You see, smartphones once had replaceable batteries. Instead of lugging around a portable charger or desperately searching for an outlet to charge your faulty phone (assuming you have a power cord with you), you can pop the back of your phone off, replace the old one -power battery with a fully charged battery, and hit the road happily.

This 2012 Samsung Galaxy Note phone had a back cover that opened easily to allow access to a removable battery.

At some point, however, manufacturers (and perhaps most consumers) decided they wanted their smartphones to be as light and thin as possible – so thin there was no room for a battery that wasn’t glued in place. They also wanted to add water and dust resistance, and that’s a lot harder to achieve with a device that’s easy to open.
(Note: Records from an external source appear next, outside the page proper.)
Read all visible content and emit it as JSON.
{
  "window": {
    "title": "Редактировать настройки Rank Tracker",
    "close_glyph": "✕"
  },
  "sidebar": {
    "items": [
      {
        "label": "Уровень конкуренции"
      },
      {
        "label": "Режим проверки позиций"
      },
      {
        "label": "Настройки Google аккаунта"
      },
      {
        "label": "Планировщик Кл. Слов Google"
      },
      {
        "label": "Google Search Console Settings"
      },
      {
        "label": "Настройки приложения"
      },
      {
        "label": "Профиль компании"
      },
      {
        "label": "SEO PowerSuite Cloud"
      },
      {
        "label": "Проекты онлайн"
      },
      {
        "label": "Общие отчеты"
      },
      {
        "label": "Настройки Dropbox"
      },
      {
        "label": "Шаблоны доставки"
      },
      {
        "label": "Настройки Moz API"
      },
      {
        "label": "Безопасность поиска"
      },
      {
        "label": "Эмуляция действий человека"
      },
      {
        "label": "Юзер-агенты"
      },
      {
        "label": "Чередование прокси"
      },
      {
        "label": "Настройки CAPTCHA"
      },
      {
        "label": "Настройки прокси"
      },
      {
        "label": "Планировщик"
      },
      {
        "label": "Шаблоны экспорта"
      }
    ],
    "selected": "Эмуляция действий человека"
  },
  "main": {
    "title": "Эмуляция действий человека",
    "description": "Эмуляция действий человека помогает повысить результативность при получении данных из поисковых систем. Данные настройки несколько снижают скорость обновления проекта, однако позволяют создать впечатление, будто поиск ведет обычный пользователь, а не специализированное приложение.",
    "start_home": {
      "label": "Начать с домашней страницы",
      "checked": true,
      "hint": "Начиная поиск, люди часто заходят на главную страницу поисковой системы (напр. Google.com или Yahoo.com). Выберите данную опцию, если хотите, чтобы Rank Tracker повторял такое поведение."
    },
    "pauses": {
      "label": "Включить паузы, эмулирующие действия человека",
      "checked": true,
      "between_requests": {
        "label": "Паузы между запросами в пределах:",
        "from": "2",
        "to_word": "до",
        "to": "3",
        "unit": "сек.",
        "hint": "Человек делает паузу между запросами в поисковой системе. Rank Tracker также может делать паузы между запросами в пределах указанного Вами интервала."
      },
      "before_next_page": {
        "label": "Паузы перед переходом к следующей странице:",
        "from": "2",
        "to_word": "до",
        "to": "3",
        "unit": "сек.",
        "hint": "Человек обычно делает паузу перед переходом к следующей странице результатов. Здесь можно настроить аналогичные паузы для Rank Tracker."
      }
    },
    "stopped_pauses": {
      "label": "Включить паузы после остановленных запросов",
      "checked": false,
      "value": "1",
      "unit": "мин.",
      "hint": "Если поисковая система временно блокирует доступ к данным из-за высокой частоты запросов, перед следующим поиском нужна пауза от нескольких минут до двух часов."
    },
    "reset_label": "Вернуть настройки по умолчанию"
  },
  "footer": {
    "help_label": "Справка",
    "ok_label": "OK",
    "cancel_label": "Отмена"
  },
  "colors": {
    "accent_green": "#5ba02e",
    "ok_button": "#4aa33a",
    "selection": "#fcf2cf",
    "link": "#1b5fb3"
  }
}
So slowly but surely the replaceable battery disappeared and we all learned to carry chargers or cords for just-in-case scenarios (especially if your phone’s battery started to age).

I must admit that the first time I bought a phone without a replaceable battery I felt a little annoyed. It was probably similar to what a music lover feels when they buy a phone with great audio but no audio jack: you can adapt to the change, but you wish you didn’t have to.

Now, though, there’s a chance I might one day adapt. In 2020 there was a proposal from the European Parliament for new laws regarding battery regulations, which included a clause that demanded, “Portable batteries incorporated into devices must be readily removable and replaceable by the end user or independent operators during the life of the device.” (Other regulations have covered batteries for various vehicles and industries.) In September 2022, the EU has reached a provisional agreement to continue with those laws. And on June 14, 2023, the European Parliament approved itwhich issued a press release explaining that portable batteries should be designed “so that consumers can do it themselves easy to remove and replace them” (emphasis theirs).

Comments have been made on the interpretation of the phrase “easily removable and replaceable”

There’s still a final vote to come, but given that this month’s approval was passed by 587 votes to nine and 20 abstentions, I’d say that’s pretty much a foregone conclusion. The section on battery replaceability will come into force three and a half years after the final vote.

This means that in a few years, every phone sold in Europe will have to be designed so that the battery can be replaced by the owner. And that any manufacturer doing business in Europe will have to decide whether they want to make completely different phone models to fit that market – or come up with phones that can also be sold in other parts of the world. Like the US.

Since this news hit, there has been much debate about the exact interpretation of the phrase “easily removable and replaceable”. Kevin Purdy makes some good points in his Ars Technica article in which he notes that batteries are actually replaceable now if you have the know-how (and courage) to get through the glue that holds your phone together and keeps your battery in the phone. Of course, it’s a bit hard to argue that this would be classed as “easily removable” by the average user. But what does it do? Using specialized tools to get to the battery – so that “replaceable” means inserting a new, semi-permanent battery? Just unscrew the back of the phone? Or go back to how it was and just pry it off with your fingernail?

I must admit I am very curious how this will turn out. Chances are, it probably looks different from the replaceable batteries we had 15 years ago. It’s probably more about extending the life of your device, not a few extra hours of use before you need to charge it. Still, I like to daydream that I can shrug my shoulders again and change a battery in less than a minute when my phone is running low. I could get used to that again.

Shreya has been with australiabusinessblog.com for 3 years, writing copy for client websites, blog posts, EDMs and other mediums to engage readers and encourage action. By collaborating with clients, our SEO manager and the wider australiabusinessblog.com, Shreya seeks to understand an audience before creating memorable, persuasive copy.